I tracked down my biological father about five years ago, piecing together information provided to me by my birth mother and building on what I found in my web based search to confirm that I had the right guy. At around the same time, I also ordered some tests through Family Tree DNA, which was just another way for me to confirm certain information about my paternal lineage.

I guess finding him – or who I thought to be him – was the easy part. The hard part was what was to follow. Ignoring my letter, then denial about it when pressed, followed by a call from his cousin to try to find out what I wanted. The cousin, Jerry, started his voicemail message to me identifying himself as a New York City attorney. “But I’m not calling in that capacity,” said the message, as if I should feel threatened by the fact that he was some big time lawyer. “I’m calling as Stuart’s cousin – he asked me to act as his intermediary in our communication.”

I knew what those results would show.

I was lucky enough to meet Stuart at cousin Jerry’s office a couple of times after that initial message, but that’s not to say everything went smoothly – not by a long shot.
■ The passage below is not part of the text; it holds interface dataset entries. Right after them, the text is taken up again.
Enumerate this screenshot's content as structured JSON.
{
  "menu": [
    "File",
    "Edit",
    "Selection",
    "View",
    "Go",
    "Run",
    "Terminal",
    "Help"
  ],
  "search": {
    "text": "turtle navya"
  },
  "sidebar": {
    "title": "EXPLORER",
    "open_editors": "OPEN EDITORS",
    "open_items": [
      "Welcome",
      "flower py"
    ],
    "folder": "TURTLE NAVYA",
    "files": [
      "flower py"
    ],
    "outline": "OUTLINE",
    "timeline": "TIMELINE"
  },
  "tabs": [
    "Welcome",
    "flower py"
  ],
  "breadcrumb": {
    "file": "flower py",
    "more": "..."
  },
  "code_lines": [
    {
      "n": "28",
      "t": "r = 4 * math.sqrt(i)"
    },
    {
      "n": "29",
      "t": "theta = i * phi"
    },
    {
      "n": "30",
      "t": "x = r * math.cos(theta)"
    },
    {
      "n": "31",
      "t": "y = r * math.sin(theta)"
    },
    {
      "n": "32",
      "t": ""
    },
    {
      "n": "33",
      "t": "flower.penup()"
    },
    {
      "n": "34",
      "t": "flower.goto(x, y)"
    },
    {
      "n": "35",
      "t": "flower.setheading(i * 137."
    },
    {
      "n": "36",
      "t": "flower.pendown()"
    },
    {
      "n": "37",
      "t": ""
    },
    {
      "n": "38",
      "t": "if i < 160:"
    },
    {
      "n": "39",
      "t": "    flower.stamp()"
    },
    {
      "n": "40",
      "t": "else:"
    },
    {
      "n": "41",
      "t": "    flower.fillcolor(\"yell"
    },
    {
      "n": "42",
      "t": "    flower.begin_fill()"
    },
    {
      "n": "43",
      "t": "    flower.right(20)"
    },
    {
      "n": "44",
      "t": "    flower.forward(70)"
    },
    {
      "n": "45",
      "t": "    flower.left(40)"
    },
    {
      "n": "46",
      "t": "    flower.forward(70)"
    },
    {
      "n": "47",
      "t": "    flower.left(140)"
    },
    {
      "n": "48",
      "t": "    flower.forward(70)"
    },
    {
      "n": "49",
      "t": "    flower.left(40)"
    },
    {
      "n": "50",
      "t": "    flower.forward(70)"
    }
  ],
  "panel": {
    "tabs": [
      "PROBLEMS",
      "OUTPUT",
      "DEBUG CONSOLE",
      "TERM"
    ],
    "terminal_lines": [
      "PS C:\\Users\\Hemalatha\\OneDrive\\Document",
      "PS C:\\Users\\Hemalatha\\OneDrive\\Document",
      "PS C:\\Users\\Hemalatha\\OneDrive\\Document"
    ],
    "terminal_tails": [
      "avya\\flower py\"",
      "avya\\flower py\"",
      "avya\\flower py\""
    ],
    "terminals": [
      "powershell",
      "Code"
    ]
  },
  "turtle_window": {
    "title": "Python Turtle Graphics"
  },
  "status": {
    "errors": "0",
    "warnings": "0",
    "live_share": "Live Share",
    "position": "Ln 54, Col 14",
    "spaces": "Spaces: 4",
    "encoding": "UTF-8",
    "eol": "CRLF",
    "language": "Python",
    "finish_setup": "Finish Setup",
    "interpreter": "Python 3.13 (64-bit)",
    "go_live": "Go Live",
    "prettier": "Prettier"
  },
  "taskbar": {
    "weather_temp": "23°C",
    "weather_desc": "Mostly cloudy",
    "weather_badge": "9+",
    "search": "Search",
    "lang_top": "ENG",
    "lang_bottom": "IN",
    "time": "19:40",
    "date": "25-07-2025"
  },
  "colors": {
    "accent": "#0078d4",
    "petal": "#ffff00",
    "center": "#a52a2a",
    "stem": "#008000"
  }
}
The bottom line is that he has never acknowledged that he was the right guy, and he wasn’t interested in a relationship with me. When I eventually reached out to his three kids – my half siblings – I got the cold shoulder from them too.

I had told Jerry about Family Tree DNA, that I had ordered my results, and asked him whether Stuart would be willing to do the test. If he didn’t think he was the guy, then what would it hurt? And I knew deep down that I did, in fact, have the right guy. I knew what those results would show. But he declined, as if not doing it would continue to leave it as an open question.

Our correspondence ended a few years ago. It was done and I knew it. I was happy to have met my biological father twice in person, even though he didn’t have any interest in establishing any sort of ongoing relationship. It was the same with my half-siblings – maybe even worse. I received a couple of written replies from one of them and none from the other two. I haven’t met any of them in person, and that’s painful for me.

I have since learned to let it go and accept what is. From time to time, though, I still think about it. I wonder what it would be like for my kids to know their biological cousins, to become buddies with them and create good memories with them, like cousins do. I talk about it with them, especially with my son Justin, and he asks me why they wouldn’t want to know him. “I don’t know,” is my only reply usually. Sometimes I mention some of the complications and family dynamics that tend to come along with adoption, which is no different in my case.

One night this past summer, I was talking with Justin about it again. I decided to pull up my Family Tree DNA account to show him about my lineage. I hadn’t logged in in quite some time – no need to really. I knew what I knew, and it hadn’t made much of a difference anyway. I pulled up my list of matches, and there he was. Jerry – his picture and all. He had decided to order his own results earlier this year, and I was his top match! So why did he do it? I really have no explanation. Maybe he and Stuart wanted to know for sure what I had been claiming was true all along. Now he did. And I finally felt vindicated.